The phenomenon I am trying to highlight regards the free-market nature of the political process in Pakistan. Essentially, in an effort to move away from the authoritarian rule of the past, there seems to be a concerted effort to move towards a system where the only check is the electoral process. The role of government is being removed from the pedestal of public service and brought down to a purely transactional affair. With a growing acceptance that politics is a profession devoid of scruples, the need for regulating the political process is rapidly being rendered redundant. The resultant system is one where the electorate are the consumers and politicians unapologetically pursue self-interest.
Unfortunately, the nature of the political market is such that it will most likely lead to an oligopoly and the subsequent exploitation of the consumer. There is a limited number of parties, very high barriers to entry, and with our levels of literacy, there certainly isn’t perfect information. Hopes of perfect competition are a long-shot to say the least.
The support of certain unscrupulous politicians for such a system is obviously understandable, but the growing acceptance and adoption of such views by opinion formers is more worrying. The check on individual self-interest damaging society is exercised by the society itself through the various media and through the education system. They make sure the devil is not given his due, but instead only surrender it begrudgingly when there is no alternative. This is the bulwark against the degeneration of the society into a Darwinian jungle.

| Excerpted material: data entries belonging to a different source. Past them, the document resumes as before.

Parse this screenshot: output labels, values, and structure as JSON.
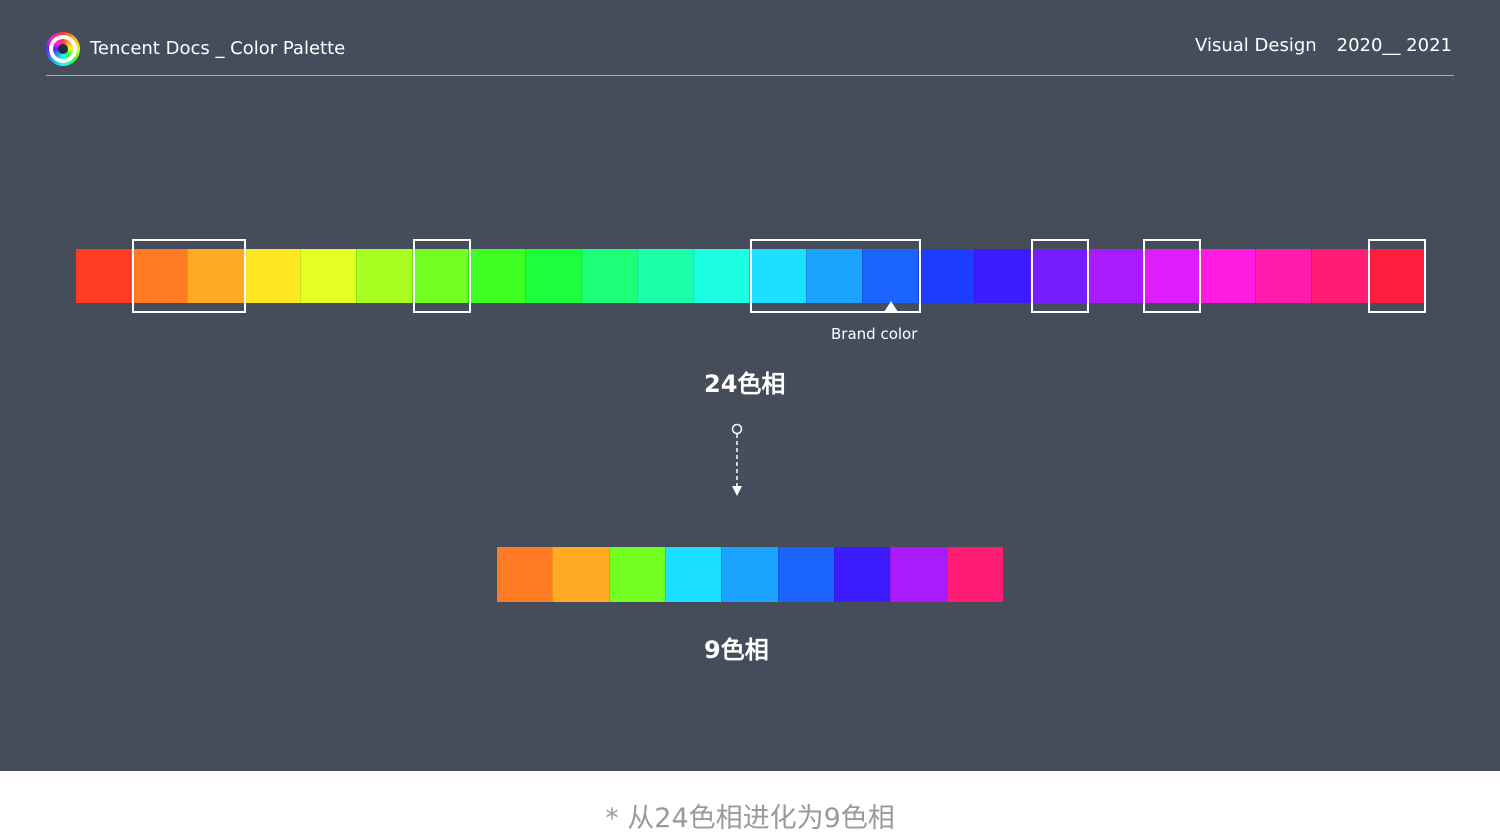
{
  "header": {
    "title": "Tencent Docs _ Color Palette",
    "right_label": "Visual Design",
    "years": "2020__ 2021",
    "logo_icon": "color-wheel-icon"
  },
  "palette24": {
    "label": "24色相",
    "brand_label": "Brand color",
    "swatches": [
      "#ff3b24",
      "#ff7a22",
      "#ffaa22",
      "#ffe622",
      "#e6ff22",
      "#aaff22",
      "#74ff22",
      "#40ff22",
      "#1cff3c",
      "#1cff76",
      "#1cffaa",
      "#1cffe0",
      "#1ce0ff",
      "#1ca2ff",
      "#1c64ff",
      "#1c3cff",
      "#3c1cff",
      "#761cff",
      "#aa1cff",
      "#e01cff",
      "#ff1ce0",
      "#ff1caa",
      "#ff1c72",
      "#ff1c3c"
    ],
    "brand_index": 14,
    "selected_groups": [
      [
        1,
        2
      ],
      [
        6
      ],
      [
        12,
        13,
        14
      ],
      [
        17
      ],
      [
        19
      ],
      [
        23
      ]
    ]
  },
  "palette9": {
    "label": "9色相",
    "swatches": [
      "#ff7a22",
      "#ffaa22",
      "#74ff22",
      "#1ce0ff",
      "#1ca2ff",
      "#1c64ff",
      "#3c1cff",
      "#aa1cff",
      "#ff1c72"
    ]
  },
  "caption": "* 从24色相进化为9色相",
  "colors": {
    "background": "#464d5a",
    "text": "#ffffff",
    "caption": "#9a9a9a"
  }
}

Unfortunately, this bulwark is being steadily eroded in Pakistan as a reaction to years of deceptive authoritarian rules, with devastating consequences to society. Concepts such as selflessness, integrity or principle are slowing being labelled as archaic ideas that need to be supplanted by cold, calculating rationality without understanding the vital functional role each plays in a healthy society. After each new scandal, a section of the media talks about how there are no principles in politics, about how corruption is prevalent across the globe. What they seem to not notice is that while corruption scandals erupt in the first world as well, respectable journalists or intellectuals could never dream of going on television and telling the public that it was all part of the game!
This new rationality that considers sacrificing personal interest for societal benefit to be irrational is what is slowly but surely leading us to a combative naturally-selective society. If there are no principles in politics, then why should there be any principles in any other field? Why should the next COAS not march into the presidency when the opportunity presents itself? The constitution is a man-made document that is up for editing at any time. The best designed system can be corrupted and manipulated to the point of ineffectiveness unless it is backed by ideology or principle.
Lord knows our education system does little to inculcate civic sense or the principles of collective living, now these values are actively under attack. The result is the cultivation of a society where individual interests trump societal interests, and consequently power is more respected than principle. Bear in mind that natural selection does the exact opposite of what a modern society is supposed to - it kills off the most weak and vulnerable.